- [ASSIGNED TASK]: Pick out each line of the records that includes the string "this", and copy it.

- [THE DATA]:

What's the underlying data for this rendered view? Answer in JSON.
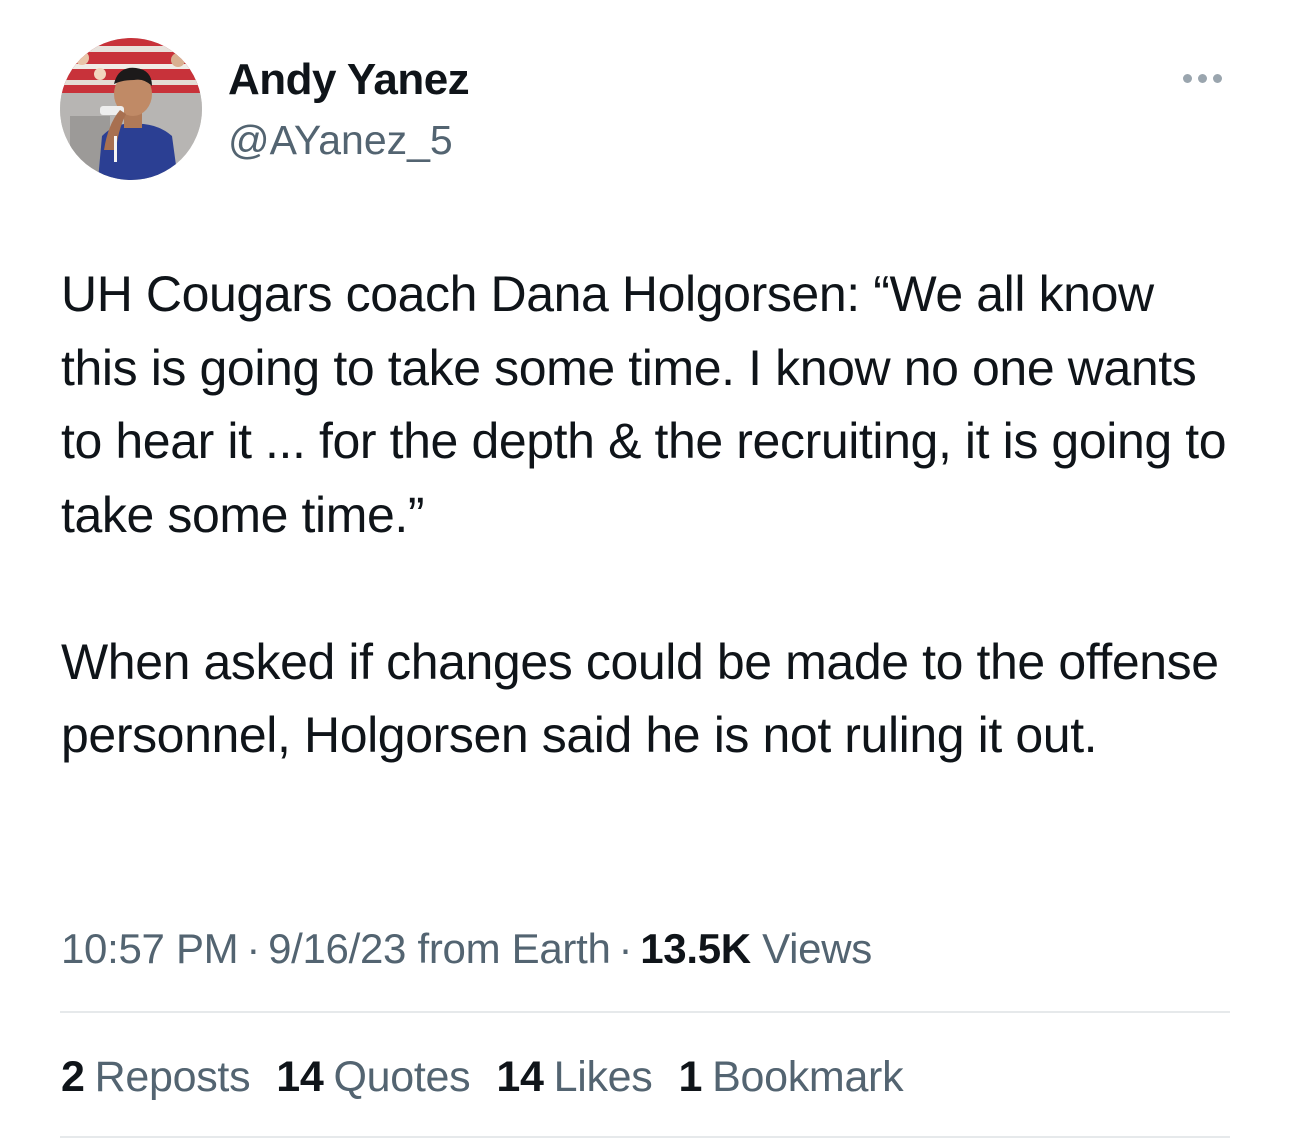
{
  "author": {
    "display_name": "Andy Yanez",
    "handle": "@AYanez_5"
  },
  "icons": {
    "more": "more-horizontal-icon",
    "avatar": "profile-photo"
  },
  "tweet": {
    "paragraphs": [
      "UH Cougars coach Dana Holgorsen: “We all know this is going to take some time. I know no one wants to hear it ... for the depth & the recruiting, it is going to take some time.”",
      "When asked if changes could be made to the offense personnel, Holgorsen said he is not ruling it out."
    ]
  },
  "meta": {
    "time": "10:57 PM",
    "separator": "·",
    "date": "9/16/23",
    "source": "from Earth",
    "views_count": "13.5K",
    "views_label": "Views"
  },
  "stats": [
    {
      "count": "2",
      "label": "Reposts"
    },
    {
      "count": "14",
      "label": "Quotes"
    },
    {
      "count": "14",
      "label": "Likes"
    },
    {
      "count": "1",
      "label": "Bookmark"
    }
  ],
  "colors": {
    "primary_text": "#0f1419",
    "secondary_text": "#536471",
    "divider": "#e6e9eb"
  }
}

- [ANSWER SPACE]:
What's the underlying data for this rendered view? Answer in JSON.
      "UH Cougars coach Dana Holgorsen: “We all know this is going to take some time. I know no one wants to hear it ... for the depth & the recruiting, it is going to take some time.”",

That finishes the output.